### Problem
Using the data that follows, say how many lines contain the word "Medi", giving the number by itself.

● ● ●

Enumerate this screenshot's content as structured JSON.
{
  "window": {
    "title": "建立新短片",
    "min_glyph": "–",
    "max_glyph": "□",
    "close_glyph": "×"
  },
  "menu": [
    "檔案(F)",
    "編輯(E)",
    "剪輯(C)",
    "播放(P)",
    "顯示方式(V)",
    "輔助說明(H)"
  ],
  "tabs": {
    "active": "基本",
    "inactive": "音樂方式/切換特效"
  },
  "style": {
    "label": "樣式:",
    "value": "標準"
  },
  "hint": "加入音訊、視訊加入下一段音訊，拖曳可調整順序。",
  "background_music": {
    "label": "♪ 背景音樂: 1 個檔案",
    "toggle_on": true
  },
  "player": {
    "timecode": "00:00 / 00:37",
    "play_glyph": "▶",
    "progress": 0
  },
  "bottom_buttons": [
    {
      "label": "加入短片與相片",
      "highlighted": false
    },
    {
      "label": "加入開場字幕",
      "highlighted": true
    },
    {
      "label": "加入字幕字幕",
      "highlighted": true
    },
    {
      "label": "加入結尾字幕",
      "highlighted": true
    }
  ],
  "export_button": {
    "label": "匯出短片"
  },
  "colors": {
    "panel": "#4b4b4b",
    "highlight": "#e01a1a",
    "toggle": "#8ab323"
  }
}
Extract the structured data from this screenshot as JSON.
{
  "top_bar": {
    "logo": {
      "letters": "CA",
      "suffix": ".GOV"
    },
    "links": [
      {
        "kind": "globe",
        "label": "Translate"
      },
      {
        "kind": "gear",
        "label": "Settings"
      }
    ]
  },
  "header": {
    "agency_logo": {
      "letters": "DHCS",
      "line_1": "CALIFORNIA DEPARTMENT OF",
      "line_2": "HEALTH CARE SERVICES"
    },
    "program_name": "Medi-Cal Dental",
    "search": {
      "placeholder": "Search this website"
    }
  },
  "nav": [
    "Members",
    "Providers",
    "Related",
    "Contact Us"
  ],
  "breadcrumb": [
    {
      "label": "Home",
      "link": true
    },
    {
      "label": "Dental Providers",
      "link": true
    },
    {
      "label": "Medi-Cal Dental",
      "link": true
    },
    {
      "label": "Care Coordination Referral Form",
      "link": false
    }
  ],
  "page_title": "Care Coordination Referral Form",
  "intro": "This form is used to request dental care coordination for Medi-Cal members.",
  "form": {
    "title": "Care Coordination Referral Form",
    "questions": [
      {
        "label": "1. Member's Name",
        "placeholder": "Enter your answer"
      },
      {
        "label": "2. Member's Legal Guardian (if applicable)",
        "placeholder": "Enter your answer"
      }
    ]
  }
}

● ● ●

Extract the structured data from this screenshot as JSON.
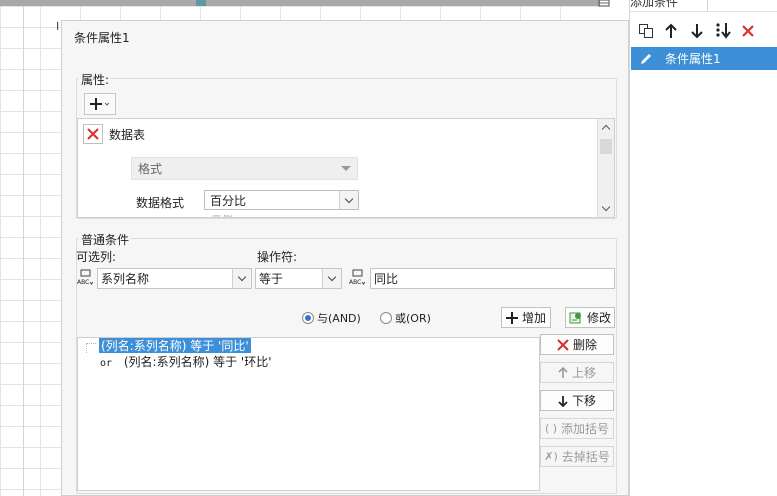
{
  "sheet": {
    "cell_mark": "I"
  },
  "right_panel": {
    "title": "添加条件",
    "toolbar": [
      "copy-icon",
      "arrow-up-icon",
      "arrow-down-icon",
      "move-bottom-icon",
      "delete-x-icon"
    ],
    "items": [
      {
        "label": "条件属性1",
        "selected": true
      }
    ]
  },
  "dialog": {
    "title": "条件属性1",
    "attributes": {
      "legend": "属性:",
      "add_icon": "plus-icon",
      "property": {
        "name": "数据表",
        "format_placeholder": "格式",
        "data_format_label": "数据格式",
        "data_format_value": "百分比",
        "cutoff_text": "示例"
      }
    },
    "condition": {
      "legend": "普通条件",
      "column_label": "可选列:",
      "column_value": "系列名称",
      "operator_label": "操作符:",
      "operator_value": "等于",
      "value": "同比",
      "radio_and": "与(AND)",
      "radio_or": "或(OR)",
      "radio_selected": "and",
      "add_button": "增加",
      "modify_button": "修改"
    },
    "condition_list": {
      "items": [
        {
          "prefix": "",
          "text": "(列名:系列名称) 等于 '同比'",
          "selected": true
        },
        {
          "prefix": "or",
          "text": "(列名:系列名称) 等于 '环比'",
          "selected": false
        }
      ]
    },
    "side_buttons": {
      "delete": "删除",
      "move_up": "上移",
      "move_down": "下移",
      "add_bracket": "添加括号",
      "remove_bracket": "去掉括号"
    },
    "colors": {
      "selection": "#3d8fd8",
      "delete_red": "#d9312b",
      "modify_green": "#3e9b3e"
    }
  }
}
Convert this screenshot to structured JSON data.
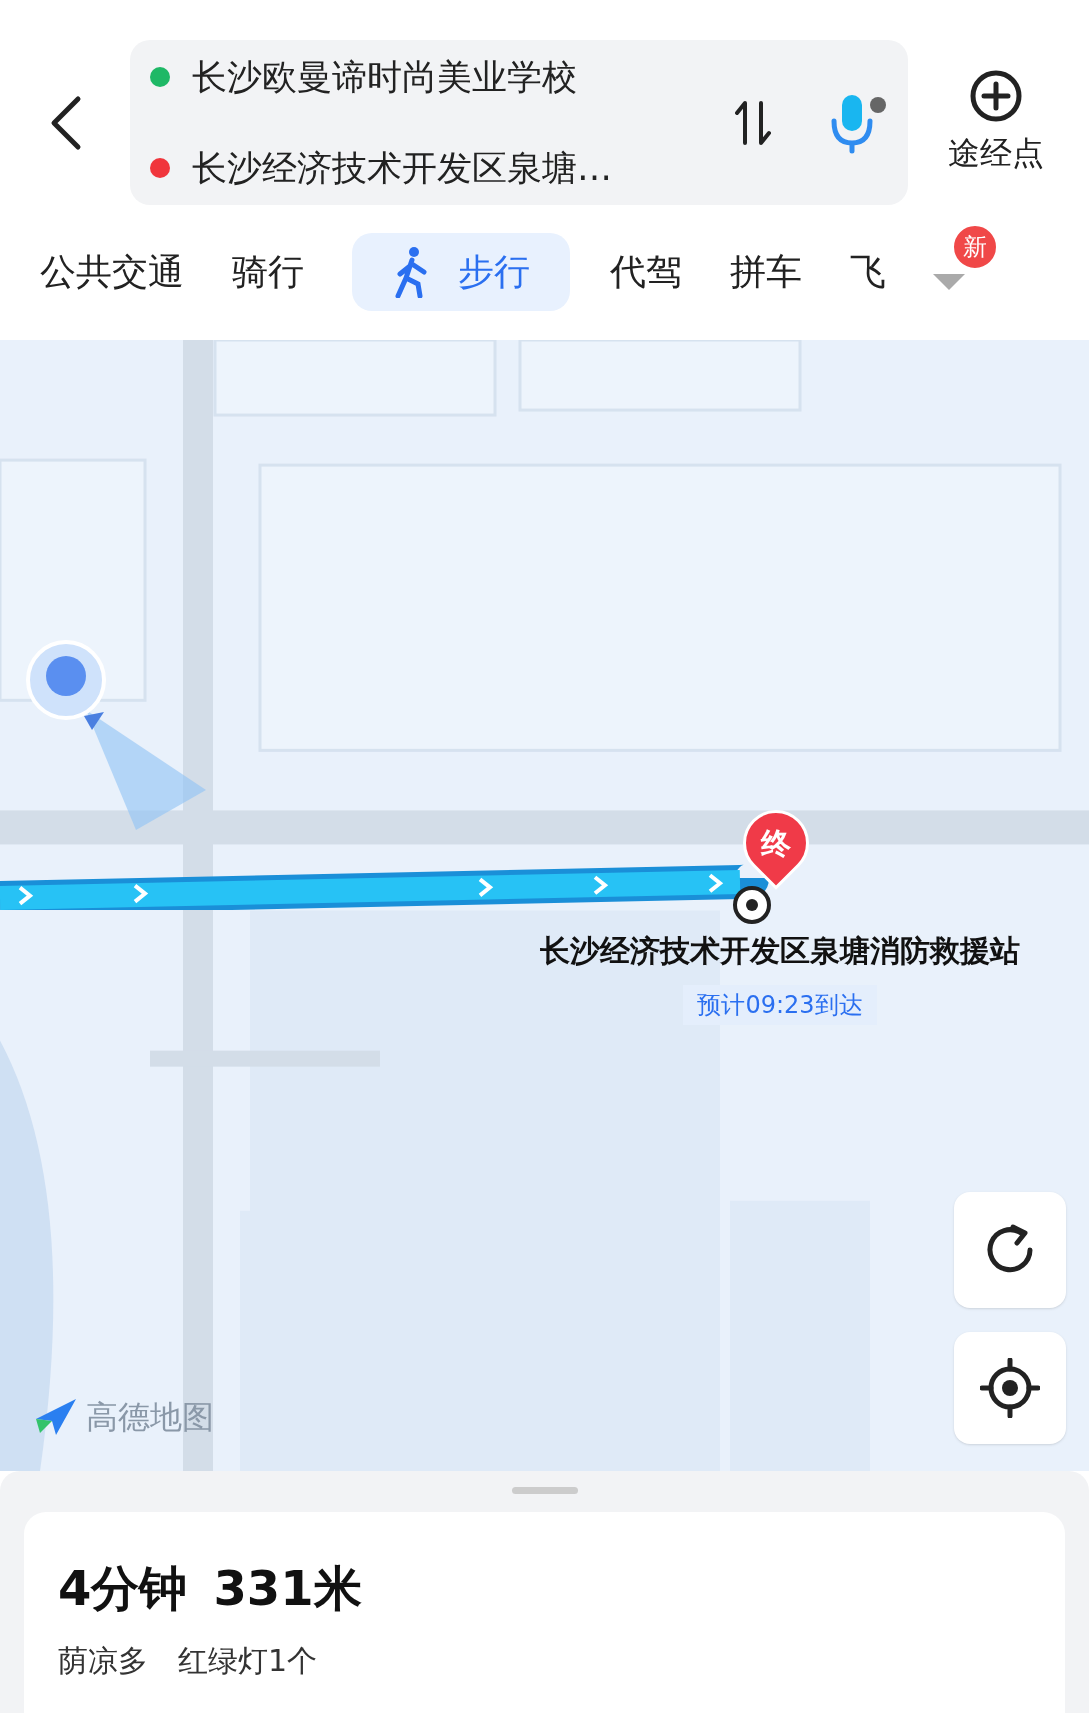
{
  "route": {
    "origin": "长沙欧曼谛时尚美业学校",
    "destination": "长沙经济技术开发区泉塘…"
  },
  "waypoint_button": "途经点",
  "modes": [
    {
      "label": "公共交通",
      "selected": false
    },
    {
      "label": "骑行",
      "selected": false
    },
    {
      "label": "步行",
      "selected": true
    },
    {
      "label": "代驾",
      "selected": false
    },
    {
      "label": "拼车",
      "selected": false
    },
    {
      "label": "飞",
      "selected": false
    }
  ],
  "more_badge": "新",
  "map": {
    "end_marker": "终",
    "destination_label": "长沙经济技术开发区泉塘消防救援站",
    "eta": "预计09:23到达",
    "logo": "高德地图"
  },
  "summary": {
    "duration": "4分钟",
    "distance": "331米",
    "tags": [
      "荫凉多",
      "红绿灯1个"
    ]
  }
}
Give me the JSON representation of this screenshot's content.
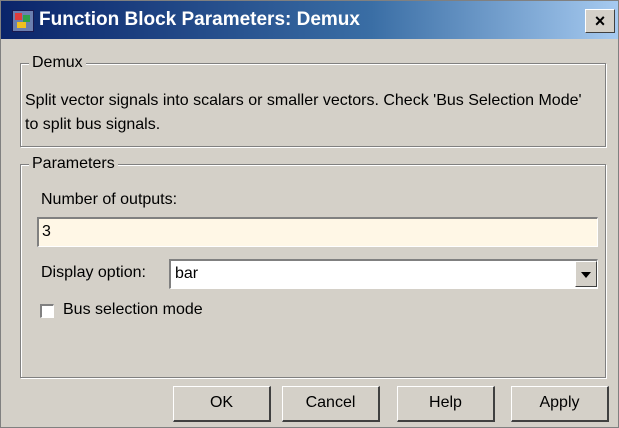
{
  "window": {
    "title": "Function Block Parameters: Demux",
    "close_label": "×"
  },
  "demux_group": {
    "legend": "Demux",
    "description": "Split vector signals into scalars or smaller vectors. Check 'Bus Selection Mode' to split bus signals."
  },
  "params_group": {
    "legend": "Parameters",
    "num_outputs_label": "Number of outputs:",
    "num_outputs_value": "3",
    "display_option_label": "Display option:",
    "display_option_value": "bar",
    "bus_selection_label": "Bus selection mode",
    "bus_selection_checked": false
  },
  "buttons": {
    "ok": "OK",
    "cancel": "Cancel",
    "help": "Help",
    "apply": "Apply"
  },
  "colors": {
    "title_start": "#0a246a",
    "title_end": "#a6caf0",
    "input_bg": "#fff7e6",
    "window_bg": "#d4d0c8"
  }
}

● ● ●

### Solution
3